▶ WORK TASK
Make an exact copy of the entries, and keep any pictures out of it.

DATA EXTRACT Start Marker

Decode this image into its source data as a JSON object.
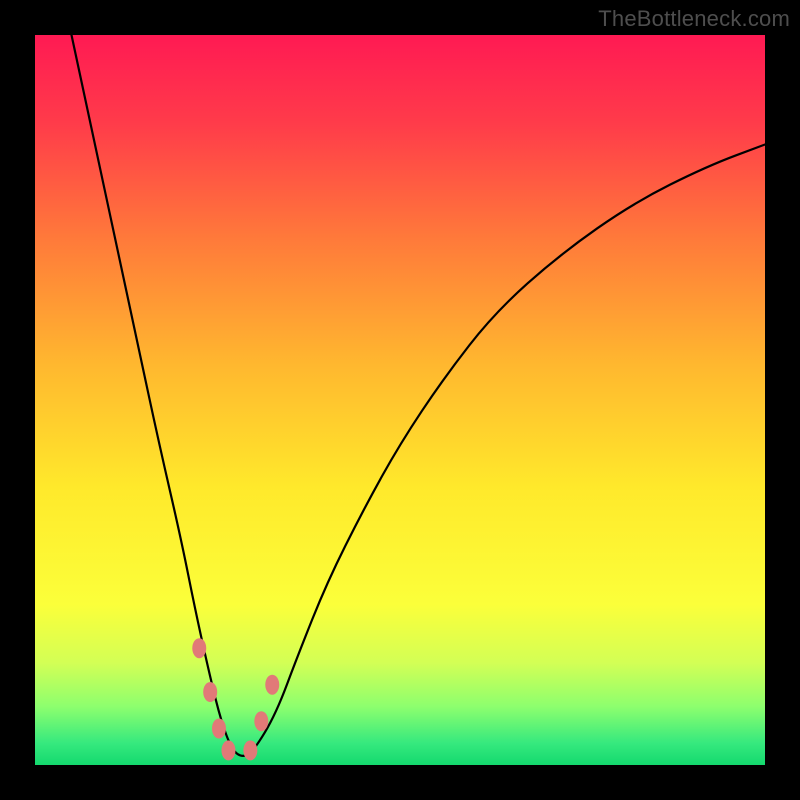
{
  "watermark": "TheBottleneck.com",
  "chart_data": {
    "type": "line",
    "title": "",
    "xlabel": "",
    "ylabel": "",
    "xlim": [
      0,
      100
    ],
    "ylim": [
      0,
      100
    ],
    "grid": false,
    "series": [
      {
        "name": "bottleneck-curve",
        "x": [
          5,
          8,
          11,
          14,
          17,
          20,
          22,
          24,
          25.5,
          27,
          28.5,
          30,
          33,
          36,
          40,
          45,
          50,
          56,
          63,
          72,
          82,
          92,
          100
        ],
        "y": [
          100,
          86,
          72,
          58,
          44,
          31,
          21,
          12,
          6,
          2,
          1,
          2,
          7,
          15,
          25,
          35,
          44,
          53,
          62,
          70,
          77,
          82,
          85
        ]
      }
    ],
    "markers": [
      {
        "name": "pt-left-high",
        "x": 22.5,
        "y": 16
      },
      {
        "name": "pt-left-mid",
        "x": 24.0,
        "y": 10
      },
      {
        "name": "pt-left-low",
        "x": 25.2,
        "y": 5
      },
      {
        "name": "pt-valley-l",
        "x": 26.5,
        "y": 2
      },
      {
        "name": "pt-valley-r",
        "x": 29.5,
        "y": 2
      },
      {
        "name": "pt-right-low",
        "x": 31.0,
        "y": 6
      },
      {
        "name": "pt-right-high",
        "x": 32.5,
        "y": 11
      }
    ],
    "gradient_stops": [
      {
        "offset": 0.0,
        "color": "#ff1a53"
      },
      {
        "offset": 0.12,
        "color": "#ff3b4a"
      },
      {
        "offset": 0.28,
        "color": "#ff7a3a"
      },
      {
        "offset": 0.45,
        "color": "#ffb72f"
      },
      {
        "offset": 0.62,
        "color": "#ffe92b"
      },
      {
        "offset": 0.78,
        "color": "#fbff3a"
      },
      {
        "offset": 0.86,
        "color": "#d3ff55"
      },
      {
        "offset": 0.92,
        "color": "#8dff6e"
      },
      {
        "offset": 0.97,
        "color": "#36e97e"
      },
      {
        "offset": 1.0,
        "color": "#14d96e"
      }
    ],
    "marker_style": {
      "fill": "#e17a78",
      "rx": 7,
      "ry": 10
    }
  }
}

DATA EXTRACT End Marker

▶ SOLVED PROBLEM
Decode this image into its source data as a JSON object.
{
  "watermark": "TheBottleneck.com",
  "chart_data": {
    "type": "line",
    "title": "",
    "xlabel": "",
    "ylabel": "",
    "xlim": [
      0,
      100
    ],
    "ylim": [
      0,
      100
    ],
    "grid": false,
    "series": [
      {
        "name": "bottleneck-curve",
        "x": [
          5,
          8,
          11,
          14,
          17,
          20,
          22,
          24,
          25.5,
          27,
          28.5,
          30,
          33,
          36,
          40,
          45,
          50,
          56,
          63,
          72,
          82,
          92,
          100
        ],
        "y": [
          100,
          86,
          72,
          58,
          44,
          31,
          21,
          12,
          6,
          2,
          1,
          2,
          7,
          15,
          25,
          35,
          44,
          53,
          62,
          70,
          77,
          82,
          85
        ]
      }
    ],
    "markers": [
      {
        "name": "pt-left-high",
        "x": 22.5,
        "y": 16
      },
      {
        "name": "pt-left-mid",
        "x": 24.0,
        "y": 10
      },
      {
        "name": "pt-left-low",
        "x": 25.2,
        "y": 5
      },
      {
        "name": "pt-valley-l",
        "x": 26.5,
        "y": 2
      },
      {
        "name": "pt-valley-r",
        "x": 29.5,
        "y": 2
      },
      {
        "name": "pt-right-low",
        "x": 31.0,
        "y": 6
      },
      {
        "name": "pt-right-high",
        "x": 32.5,
        "y": 11
      }
    ],
    "gradient_stops": [
      {
        "offset": 0.0,
        "color": "#ff1a53"
      },
      {
        "offset": 0.12,
        "color": "#ff3b4a"
      },
      {
        "offset": 0.28,
        "color": "#ff7a3a"
      },
      {
        "offset": 0.45,
        "color": "#ffb72f"
      },
      {
        "offset": 0.62,
        "color": "#ffe92b"
      },
      {
        "offset": 0.78,
        "color": "#fbff3a"
      },
      {
        "offset": 0.86,
        "color": "#d3ff55"
      },
      {
        "offset": 0.92,
        "color": "#8dff6e"
      },
      {
        "offset": 0.97,
        "color": "#36e97e"
      },
      {
        "offset": 1.0,
        "color": "#14d96e"
      }
    ],
    "marker_style": {
      "fill": "#e17a78",
      "rx": 7,
      "ry": 10
    }
  }
}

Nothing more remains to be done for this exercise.